Questions & Answers


As an author, I recieve several interesting questions.  Here are some of my favorite that family and friends have asked throughout my journey.

Jasmine asks:

Who is your favorite character?

That's definitely a tough one! I love each character for their unique voices and the role they play in my imagination, but I must say it's a stalemate between Jexter and Princess Quazar. A lot of people don't realize that Princess Quazar has been buzzing in my brain since I was 7 years-old! She's fun to write for because I can literally write ev-ery-thing she's thinking and her fight patterns are everywhere. But, Jexter is very similar in that regard, and I just can't say 'no' to that tongue! No, but in all seriousness, I do prefer him slightly over her in the sense that he is a male, and writing from the opposite gender mindset can be a bit challenging. So in short, definitely Jexter or Princess Quazar!

What has been your favorite book to write?

The answer may seem pretty obvious, but first, let me explain. This book is by far my favorite to write because a tournament arc allowed me to introduce practically thousands of characters all striving toward a similar goal which also provides motive. Remember, the contests had other people besides the main 35, therefore there are other characters that can exist NOW that you as the audience just haven't met yet. On the other hand, publishing this book also helped me to practice patience and willpower above all else. It was a process! So by giving this book to God, He also showed me what He could do through me so that I would never stop being surprised--and with this being a nearly decade-long journey, I can for sure say that this is ONLY the beginning!

Connie asks:

How do you come up with all this?

What is considered new to you are actually concepts I've had since childhood, however I never had the chance to express those until completing the book in my 'young-adulthood'. In addtion, I am a surrealist--meaning someone who draws inspiration from their dreams (quite literally I might add). Some of the dream sequences mentioned in the book were actually ones of my own, whereas certain costumes, characters, or even events were also from my dreams. Another thing I like to do is view the world without my glasses (or remove a sense) to see things differently and record madeup scenarios in my head. Also, something as simple as making faces in the mirror along with monologuing actually helps develop scenes. It's dorky, but hey, it's effective!

Anonymous asks:

How long did it take to publish your book?

It depends on how you view it. From start to finish, 2012-2021, 9 years BUT: I made the majority of rewrites in December 2016 (so basically 2017) through 2021 and took 2018 off completely. While the book was said to be published February 16, 2021, I regard March 8, 2021 as the official public anniversary. Therefore, 2022 marked the 10-year anniversary of me starting it AND the one-year anniversary of its release. I was 13 when I started this journey and 24 years-old as of 2022. Not to brag but, I was writing when I was in middle school. Having homework and getting bullied like everyone else.
You have no excuse on following your dreams!

Was it hard to find a publisher?

Finding them? No. Getting approved by them? Absolutely.
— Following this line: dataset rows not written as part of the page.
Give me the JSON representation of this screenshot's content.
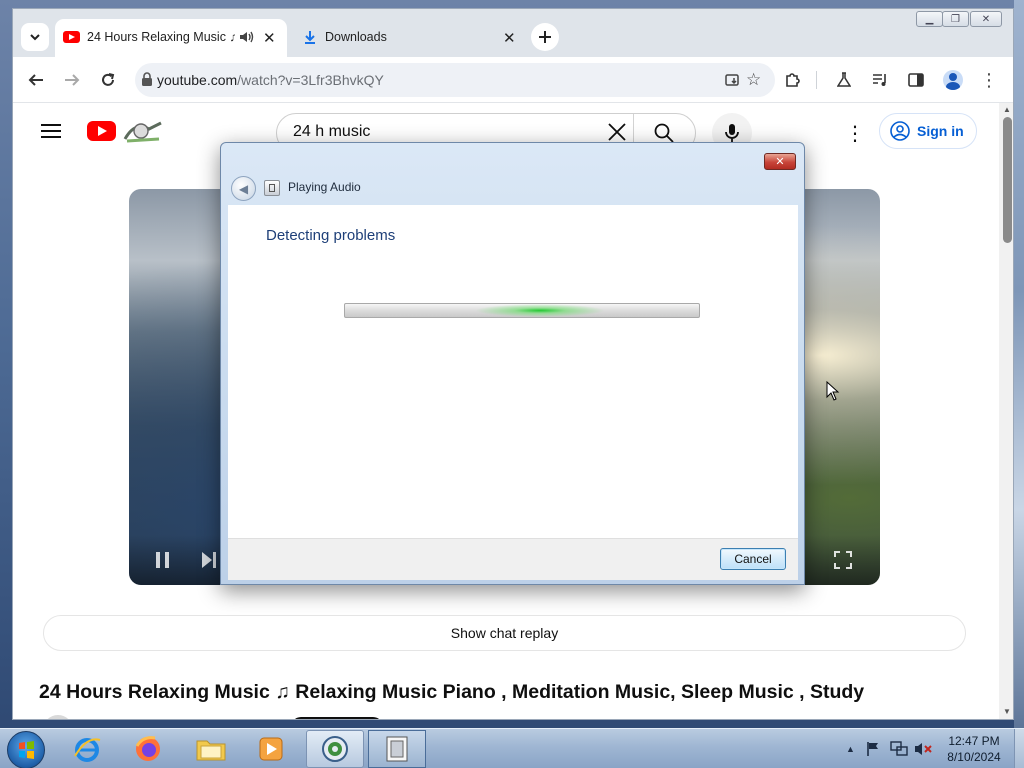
{
  "browser": {
    "tabs": [
      {
        "title": "24 Hours Relaxing Music ♫",
        "active": true,
        "favicon": "youtube-icon",
        "audio": "speaker-icon"
      },
      {
        "title": "Downloads",
        "active": false,
        "favicon": "download-icon"
      }
    ],
    "url_host": "youtube.com",
    "url_path": "/watch?v=3Lfr3BhvkQY"
  },
  "youtube": {
    "search_query": "24 h music",
    "signin_label": "Sign in",
    "chat_replay_label": "Show chat replay",
    "video_title": "24 Hours Relaxing Music ♫ Relaxing Music Piano , Meditation Music, Sleep Music , Study"
  },
  "dialog": {
    "title": "Playing Audio",
    "heading": "Detecting problems",
    "cancel_label": "Cancel",
    "progress_state": "indeterminate"
  },
  "taskbar": {
    "time": "12:47 PM",
    "date": "8/10/2024",
    "pinned": [
      "internet-explorer-icon",
      "firefox-icon",
      "file-explorer-icon",
      "media-player-icon",
      "troubleshooter-icon",
      "troubleshooter-window-icon"
    ]
  },
  "colors": {
    "youtube_red": "#ff0000",
    "signin_blue": "#065fd4",
    "dialog_heading": "#1e3f78",
    "progress_glow": "#18c828"
  }
}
So, you hear stories of now famous people being rejected UNTIL their manuscript was picked up. I was rejected 21 times, double-rejected by a company who forgot they already emailed me, and technically NEVER got accepted. Publishing today is so business-oriented it makes your creativity seem lackluster, but DO NOT GIVE UP. You have to be open to other methods, especially in a world with so many diverse ways of marketing. There's no wrong way to market your now 'product', but I give my thanks to my friend and fellow author, Daniel Robichaud for connecting me with Cathy Sanders with CS Book Design. Traditionally publishing was always a dream of mine, but in an ever-changing world, sometimes you've just got to get things done in the most realistic and proper way. One of the biggest reasons I'm proud of myself for changing direction with my series is because I am the creator of my work and there are no contracts dangling over my head as some sort of glass-ceiling. I am the 'head' of my own brand, which is my own novel, and I don't require contracts or permissions from someone else about my own work. It's quite relaxing. The only downside is having to 'be your own cheerleader' when it comes to marketing.